Dataset entries:
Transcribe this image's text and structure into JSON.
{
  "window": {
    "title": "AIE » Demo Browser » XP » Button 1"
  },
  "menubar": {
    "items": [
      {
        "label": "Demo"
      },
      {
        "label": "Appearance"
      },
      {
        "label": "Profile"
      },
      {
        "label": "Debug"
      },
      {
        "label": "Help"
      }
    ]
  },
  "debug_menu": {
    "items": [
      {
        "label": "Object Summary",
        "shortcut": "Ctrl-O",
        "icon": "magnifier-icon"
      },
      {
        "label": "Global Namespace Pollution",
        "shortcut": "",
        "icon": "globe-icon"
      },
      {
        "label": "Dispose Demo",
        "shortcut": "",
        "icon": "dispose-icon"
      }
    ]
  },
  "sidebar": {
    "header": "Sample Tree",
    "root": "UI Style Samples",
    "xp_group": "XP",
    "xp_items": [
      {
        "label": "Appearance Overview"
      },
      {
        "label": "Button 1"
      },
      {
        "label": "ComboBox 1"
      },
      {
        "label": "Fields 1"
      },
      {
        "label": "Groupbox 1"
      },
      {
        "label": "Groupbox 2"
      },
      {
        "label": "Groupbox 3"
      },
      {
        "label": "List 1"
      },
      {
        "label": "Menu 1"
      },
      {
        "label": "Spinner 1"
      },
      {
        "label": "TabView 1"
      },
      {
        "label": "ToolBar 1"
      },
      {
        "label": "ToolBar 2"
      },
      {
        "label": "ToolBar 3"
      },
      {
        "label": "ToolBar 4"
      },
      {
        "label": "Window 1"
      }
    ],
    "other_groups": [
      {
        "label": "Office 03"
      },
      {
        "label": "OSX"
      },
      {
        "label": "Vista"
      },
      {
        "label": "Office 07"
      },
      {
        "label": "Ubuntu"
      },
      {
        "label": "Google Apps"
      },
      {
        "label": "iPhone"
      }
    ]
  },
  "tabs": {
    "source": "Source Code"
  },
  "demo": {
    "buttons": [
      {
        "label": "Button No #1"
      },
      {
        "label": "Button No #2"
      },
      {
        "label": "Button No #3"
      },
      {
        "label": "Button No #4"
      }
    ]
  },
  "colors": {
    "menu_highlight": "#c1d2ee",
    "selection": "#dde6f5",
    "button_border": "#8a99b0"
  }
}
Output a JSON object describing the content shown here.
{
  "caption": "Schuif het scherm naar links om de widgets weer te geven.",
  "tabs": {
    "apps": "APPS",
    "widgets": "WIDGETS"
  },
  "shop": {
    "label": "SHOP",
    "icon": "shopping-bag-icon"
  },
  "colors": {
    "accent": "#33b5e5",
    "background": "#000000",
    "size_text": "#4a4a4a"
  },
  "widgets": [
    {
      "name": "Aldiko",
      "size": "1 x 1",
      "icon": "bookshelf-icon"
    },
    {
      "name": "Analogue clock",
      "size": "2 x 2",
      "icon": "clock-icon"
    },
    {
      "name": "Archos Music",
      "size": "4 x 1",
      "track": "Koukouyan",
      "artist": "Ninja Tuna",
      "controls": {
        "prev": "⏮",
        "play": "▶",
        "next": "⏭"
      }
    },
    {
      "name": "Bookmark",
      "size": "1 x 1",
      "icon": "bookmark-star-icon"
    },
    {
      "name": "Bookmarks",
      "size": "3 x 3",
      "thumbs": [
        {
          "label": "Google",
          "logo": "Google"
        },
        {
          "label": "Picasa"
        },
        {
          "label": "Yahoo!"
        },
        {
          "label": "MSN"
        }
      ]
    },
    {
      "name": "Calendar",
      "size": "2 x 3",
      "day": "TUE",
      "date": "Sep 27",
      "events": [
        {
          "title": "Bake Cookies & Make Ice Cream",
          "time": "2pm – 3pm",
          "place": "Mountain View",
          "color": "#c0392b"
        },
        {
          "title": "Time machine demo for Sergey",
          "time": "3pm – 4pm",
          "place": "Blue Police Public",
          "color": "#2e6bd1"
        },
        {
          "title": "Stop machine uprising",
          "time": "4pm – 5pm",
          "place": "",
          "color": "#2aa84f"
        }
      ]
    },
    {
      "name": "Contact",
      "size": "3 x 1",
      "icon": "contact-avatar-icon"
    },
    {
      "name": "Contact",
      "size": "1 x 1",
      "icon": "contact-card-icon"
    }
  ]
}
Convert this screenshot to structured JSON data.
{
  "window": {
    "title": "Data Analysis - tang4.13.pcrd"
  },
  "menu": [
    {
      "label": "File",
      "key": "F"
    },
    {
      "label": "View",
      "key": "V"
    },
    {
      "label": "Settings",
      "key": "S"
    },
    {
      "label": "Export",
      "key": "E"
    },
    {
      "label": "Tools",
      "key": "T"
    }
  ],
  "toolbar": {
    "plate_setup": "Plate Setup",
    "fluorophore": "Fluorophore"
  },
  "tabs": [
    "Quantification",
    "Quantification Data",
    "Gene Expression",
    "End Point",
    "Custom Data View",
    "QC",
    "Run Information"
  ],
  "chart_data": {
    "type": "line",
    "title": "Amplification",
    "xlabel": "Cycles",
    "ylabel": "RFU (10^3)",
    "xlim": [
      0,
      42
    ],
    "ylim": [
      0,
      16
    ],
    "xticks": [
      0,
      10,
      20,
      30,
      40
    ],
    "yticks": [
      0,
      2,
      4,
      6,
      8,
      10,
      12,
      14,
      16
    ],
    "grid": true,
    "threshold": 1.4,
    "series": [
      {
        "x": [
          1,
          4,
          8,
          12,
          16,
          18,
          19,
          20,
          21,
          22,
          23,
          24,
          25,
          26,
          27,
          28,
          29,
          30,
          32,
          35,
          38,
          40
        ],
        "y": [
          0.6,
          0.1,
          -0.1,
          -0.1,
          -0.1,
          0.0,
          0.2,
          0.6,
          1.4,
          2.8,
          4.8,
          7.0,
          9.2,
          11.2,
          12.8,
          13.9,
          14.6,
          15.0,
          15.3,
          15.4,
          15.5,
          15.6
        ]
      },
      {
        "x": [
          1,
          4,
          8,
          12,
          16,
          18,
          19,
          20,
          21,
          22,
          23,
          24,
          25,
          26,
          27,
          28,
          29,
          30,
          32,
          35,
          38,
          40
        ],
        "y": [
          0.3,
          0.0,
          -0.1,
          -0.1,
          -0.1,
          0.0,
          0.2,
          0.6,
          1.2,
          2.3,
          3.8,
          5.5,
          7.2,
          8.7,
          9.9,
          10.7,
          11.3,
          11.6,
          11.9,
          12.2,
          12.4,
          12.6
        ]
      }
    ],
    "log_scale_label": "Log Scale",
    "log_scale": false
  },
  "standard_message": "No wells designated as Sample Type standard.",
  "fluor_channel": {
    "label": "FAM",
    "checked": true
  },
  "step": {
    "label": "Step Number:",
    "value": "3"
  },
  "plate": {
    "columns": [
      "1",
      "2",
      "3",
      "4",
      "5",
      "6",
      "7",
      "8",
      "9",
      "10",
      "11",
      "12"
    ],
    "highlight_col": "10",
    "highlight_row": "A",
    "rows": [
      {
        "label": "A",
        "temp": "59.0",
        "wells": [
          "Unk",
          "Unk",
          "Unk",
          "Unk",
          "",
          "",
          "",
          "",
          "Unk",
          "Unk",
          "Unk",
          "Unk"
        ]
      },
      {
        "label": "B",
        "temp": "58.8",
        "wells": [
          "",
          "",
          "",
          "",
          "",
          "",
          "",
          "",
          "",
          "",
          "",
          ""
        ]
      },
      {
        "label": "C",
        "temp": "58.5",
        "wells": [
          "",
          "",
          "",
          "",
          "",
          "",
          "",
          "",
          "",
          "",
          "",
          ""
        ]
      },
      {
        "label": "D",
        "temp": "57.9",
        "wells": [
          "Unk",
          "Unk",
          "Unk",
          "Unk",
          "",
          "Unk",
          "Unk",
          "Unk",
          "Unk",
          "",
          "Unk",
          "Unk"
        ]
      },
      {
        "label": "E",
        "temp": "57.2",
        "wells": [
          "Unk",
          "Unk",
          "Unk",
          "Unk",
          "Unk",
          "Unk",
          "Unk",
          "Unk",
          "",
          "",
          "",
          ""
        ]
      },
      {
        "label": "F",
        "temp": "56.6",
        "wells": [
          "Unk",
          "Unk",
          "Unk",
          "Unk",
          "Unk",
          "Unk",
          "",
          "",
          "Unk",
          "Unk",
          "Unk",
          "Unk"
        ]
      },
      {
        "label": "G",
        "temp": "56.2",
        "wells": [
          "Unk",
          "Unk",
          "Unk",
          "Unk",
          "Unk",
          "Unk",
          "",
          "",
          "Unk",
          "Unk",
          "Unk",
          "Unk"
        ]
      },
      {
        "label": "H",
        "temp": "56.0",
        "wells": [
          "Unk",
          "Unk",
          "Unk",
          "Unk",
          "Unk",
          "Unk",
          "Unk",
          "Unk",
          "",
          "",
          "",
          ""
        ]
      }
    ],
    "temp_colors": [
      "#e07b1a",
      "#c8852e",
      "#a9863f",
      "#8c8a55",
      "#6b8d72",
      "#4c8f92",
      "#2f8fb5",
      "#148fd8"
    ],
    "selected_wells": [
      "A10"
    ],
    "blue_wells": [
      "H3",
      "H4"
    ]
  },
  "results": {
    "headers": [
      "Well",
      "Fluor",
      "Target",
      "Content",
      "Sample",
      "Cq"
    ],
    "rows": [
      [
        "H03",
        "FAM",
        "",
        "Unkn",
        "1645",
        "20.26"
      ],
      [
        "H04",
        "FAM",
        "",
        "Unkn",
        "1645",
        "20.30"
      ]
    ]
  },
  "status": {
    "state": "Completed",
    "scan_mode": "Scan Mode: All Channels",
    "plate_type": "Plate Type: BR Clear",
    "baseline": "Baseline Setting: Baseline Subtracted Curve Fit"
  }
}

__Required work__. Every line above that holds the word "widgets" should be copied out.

__Answer space__.
  "caption": "Schuif het scherm naar links om de widgets weer te geven.",
    "widgets": "WIDGETS"
  "widgets": [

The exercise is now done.